Though not their biggest seller, Whitesnake’s sixth album, Slide It In, is arguably their most pivotal work. Peaking inside the UK Top 10 following it’s release at the start of 1984, the record consolidated the success of band’s previous hit UK albums Come An’ Get It and Saints & Sinners, but it also played a key role in their quest to break the US.
However, Slide It In’s acceptance stateside was by no means a given. Indeed, both band and album went through a series of drastic changes along the way and, while the record ultimately triumphed, Whitesnake themselves emerged from the experience as a very different group.
Listen to ‘Slide It In’ here.
“I realised that it wasn’t the same band”
Most of the Slide It In sessions took place at Musicland Studios in Munich, Germany, during 1983. Producer (and former Jimi Hendrix engineer) Eddie Kramer initially manned the console, but the personnel shake-up Whitesnake underwent while making Saints & Sinners had changed the group dynamic.
“I realised that as soon as we started rehearsing and playing that it wasn’t the same band,” guitarist Micky Moody told Hard Roxx magazine in a 1997 interview, adding of some of the newest recruits, “Mel Galley is very talented, a good singer, a great guitar player… Cozy [Powell] was a great drummer, I always had a lot of respect for him, but he just didn’t have any feel for the old Whitesnake sound.”
Along with long-standing keyboardist Jon Lord, Moody left the group after the original album sessions were completed.

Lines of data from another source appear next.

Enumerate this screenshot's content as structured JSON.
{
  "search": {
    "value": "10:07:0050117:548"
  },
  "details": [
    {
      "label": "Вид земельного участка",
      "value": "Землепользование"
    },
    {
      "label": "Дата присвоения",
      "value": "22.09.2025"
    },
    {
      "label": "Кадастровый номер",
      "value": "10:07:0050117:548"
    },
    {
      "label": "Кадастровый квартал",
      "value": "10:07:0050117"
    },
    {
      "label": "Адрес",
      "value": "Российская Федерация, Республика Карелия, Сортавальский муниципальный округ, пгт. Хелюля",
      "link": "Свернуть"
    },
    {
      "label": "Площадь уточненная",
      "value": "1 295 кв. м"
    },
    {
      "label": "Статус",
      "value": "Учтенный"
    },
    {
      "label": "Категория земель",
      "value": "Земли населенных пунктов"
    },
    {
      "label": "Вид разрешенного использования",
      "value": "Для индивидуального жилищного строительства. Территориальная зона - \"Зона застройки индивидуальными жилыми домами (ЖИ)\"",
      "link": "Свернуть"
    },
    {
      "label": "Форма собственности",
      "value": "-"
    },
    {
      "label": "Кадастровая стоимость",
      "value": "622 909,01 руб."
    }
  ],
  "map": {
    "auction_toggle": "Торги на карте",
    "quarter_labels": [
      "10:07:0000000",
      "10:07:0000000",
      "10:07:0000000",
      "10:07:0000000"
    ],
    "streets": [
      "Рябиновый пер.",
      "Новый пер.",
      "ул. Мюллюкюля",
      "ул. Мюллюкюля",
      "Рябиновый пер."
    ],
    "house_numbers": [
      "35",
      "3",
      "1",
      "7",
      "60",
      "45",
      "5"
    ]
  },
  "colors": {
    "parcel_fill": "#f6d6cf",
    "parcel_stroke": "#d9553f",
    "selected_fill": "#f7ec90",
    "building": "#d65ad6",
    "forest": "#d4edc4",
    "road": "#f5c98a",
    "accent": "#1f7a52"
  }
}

However, he left a notable parting gift in co-writing the smouldering, bluesy Slow An’ Easy, one of a slew of great hard-rock tunes featured on Slide It In. Kramer, though, expressed doubt that the group’s new material included any big hits.